▸ **DIRECTIONS FOR THIS TASK**
Return the lines below that contain "files".

AVAILABLE RECORDS: Begin

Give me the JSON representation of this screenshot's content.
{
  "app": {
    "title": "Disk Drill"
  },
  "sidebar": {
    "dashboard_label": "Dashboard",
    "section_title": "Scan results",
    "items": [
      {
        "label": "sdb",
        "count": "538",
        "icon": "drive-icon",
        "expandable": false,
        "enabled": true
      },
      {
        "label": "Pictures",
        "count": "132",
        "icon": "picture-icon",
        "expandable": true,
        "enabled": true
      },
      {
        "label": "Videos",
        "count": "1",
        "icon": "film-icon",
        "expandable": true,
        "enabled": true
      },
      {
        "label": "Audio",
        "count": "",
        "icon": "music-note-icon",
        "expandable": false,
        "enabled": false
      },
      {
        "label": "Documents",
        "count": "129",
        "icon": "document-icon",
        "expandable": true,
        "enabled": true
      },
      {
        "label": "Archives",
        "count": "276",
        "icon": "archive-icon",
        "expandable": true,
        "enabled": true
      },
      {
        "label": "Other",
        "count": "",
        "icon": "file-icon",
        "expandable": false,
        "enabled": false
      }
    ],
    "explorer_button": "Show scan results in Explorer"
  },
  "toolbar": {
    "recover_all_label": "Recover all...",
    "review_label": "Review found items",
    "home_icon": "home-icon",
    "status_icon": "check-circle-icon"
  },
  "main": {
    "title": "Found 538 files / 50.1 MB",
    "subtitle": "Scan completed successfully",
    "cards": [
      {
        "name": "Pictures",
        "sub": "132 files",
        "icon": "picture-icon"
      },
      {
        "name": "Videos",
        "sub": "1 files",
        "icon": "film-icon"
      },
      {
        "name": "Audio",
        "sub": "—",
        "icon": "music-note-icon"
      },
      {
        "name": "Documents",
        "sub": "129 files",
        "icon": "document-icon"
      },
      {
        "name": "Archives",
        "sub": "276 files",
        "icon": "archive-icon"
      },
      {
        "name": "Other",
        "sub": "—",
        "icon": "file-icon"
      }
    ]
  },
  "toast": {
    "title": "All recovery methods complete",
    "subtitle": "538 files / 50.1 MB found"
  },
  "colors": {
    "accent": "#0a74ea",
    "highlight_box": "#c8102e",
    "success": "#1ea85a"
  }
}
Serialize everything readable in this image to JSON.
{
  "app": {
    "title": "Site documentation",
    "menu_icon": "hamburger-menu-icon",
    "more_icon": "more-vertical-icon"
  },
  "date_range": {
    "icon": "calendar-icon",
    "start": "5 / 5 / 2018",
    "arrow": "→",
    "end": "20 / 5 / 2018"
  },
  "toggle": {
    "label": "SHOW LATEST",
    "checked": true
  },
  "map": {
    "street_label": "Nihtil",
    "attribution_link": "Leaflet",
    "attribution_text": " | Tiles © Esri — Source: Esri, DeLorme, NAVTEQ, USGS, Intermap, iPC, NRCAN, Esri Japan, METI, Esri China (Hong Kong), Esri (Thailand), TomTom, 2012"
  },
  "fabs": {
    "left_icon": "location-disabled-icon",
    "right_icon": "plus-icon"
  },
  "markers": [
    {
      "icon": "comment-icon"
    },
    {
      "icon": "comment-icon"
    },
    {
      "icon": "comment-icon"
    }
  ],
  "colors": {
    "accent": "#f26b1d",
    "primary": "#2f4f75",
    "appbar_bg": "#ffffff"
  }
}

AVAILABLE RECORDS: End

▸ **ANSWER BELOW**
    "title": "Found 538 files / 50.1 MB",
        "sub": "132 files",
        "sub": "1 files",
        "sub": "129 files",
        "sub": "276 files",
    "subtitle": "538 files / 50.1 MB found"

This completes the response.